▶ **Dataset excerpts**:
● ● ●
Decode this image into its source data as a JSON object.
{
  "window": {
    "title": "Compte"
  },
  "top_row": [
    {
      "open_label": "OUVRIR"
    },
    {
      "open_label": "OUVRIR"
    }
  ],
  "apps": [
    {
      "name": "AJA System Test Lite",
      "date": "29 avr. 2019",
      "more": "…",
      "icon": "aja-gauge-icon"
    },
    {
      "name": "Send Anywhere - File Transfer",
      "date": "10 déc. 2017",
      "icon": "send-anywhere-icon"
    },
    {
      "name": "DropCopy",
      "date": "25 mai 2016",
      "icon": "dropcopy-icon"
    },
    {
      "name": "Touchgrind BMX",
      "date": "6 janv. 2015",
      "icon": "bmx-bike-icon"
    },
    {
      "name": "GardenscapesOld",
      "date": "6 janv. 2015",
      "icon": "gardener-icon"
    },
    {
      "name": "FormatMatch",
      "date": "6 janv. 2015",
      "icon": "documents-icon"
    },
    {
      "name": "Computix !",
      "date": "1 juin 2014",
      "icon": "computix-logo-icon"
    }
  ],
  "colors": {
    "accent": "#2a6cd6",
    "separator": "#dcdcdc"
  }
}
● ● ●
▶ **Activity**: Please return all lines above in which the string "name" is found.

▶ **Response to the task**:
      "name": "AJA System Test Lite",
      "name": "Send Anywhere - File Transfer",
      "name": "DropCopy",
      "name": "Touchgrind BMX",
      "name": "GardenscapesOld",
      "name": "FormatMatch",
      "name": "Computix !",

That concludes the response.